THE future of a small Wilmslow bike repair business is at risk of closing after Cheshire East Council rejected a retrospective planning application for its Knutsford Road premises.

Michael Troup runs Bike9 from a shed on his father’s driveway, where he set up three years ago to allow him to look after his father while running his small independent business.

Mr Troup had not realised a planning application was needed for the non-fixed structure, but submitted one in late 2019 after a member of the public lodged a complaint to the council.

After almost a year, Cheshire East Council has rejected the application following strong opposition from neighbours, forcing Bike9 to close unless a future appeal is successful.

In its response to the application, the council alluded to neighbour’s objections as one reason for refusing to give planning permission.

The statement said: “The existing use adversely affects the amenities of neighbouring [properties], due to the increase in activity, comings and goings and resultant disturbance.

“The development does not achieve a high standard of amenity to existing occupiers. It also fails to contribute positively to the character and identity of the area, as a result of its poor relationship with neighbouring properties.”

Mr Troup contested the outcome, saying while the business was busy at the start of the first Covid-19 lockdown due to a sharp increase in the amount of people taking up cycling, it is now back to receiving two or three customers per day.

He also criticised the neighbours who opposed the application, including one who used the bike repair service free of charge.

“He says he’s stood there one day and watched the road. I find it very sad, to be honest,” Mr Troup said.

“We’ve had a neighbour hanging over the hedge taking photographs of people pulling in and out of the drive,” he added.

And to another neighbour who complained about a sign placed on the road, he responded: “If he doesn’t like signs, why buy a house next door to a bloody great big building that’s got Travis Perkins plastered all over it?”

Mr Troup, whose brother owns the property next door, added that the neighbours should be careful what they wish for, pointing out that while the council may refuse a small bike repair business running out of a shed, it is unlikely they would refuse permission to build multiple townhouses on the site.

He said: “They’ll regret it if I don’t get it. We own both houses, and we would sell them to developers.

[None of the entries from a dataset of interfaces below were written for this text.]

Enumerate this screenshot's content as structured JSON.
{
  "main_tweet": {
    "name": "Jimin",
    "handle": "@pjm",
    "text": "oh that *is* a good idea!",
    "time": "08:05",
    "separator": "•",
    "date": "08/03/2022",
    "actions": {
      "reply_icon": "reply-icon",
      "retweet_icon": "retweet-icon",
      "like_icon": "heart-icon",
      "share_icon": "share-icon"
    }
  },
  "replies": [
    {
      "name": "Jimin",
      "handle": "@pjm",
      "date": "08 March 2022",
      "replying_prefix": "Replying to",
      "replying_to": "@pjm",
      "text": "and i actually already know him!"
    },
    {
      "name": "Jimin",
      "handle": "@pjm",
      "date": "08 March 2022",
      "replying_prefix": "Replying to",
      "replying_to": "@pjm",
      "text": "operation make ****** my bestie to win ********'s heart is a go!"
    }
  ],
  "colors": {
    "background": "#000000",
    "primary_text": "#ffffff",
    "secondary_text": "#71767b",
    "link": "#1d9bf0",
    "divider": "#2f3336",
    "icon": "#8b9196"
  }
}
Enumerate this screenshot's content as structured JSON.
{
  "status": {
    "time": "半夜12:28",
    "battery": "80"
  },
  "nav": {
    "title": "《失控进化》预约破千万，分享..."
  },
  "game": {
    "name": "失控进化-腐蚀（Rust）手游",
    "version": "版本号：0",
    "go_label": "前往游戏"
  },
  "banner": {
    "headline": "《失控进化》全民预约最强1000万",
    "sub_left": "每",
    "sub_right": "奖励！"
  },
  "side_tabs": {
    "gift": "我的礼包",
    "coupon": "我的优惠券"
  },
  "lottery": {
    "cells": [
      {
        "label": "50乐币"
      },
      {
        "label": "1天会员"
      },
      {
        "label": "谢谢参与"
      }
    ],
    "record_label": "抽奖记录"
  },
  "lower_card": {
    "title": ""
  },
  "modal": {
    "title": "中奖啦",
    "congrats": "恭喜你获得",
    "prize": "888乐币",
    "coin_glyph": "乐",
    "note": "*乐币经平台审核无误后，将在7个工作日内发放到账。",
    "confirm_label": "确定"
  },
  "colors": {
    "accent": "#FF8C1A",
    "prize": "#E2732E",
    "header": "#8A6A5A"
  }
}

“Whether it takes six months or 12 months, a developer will get permission to put 24 townhouses on here. So they’ll be worse off at the end of it anyway.”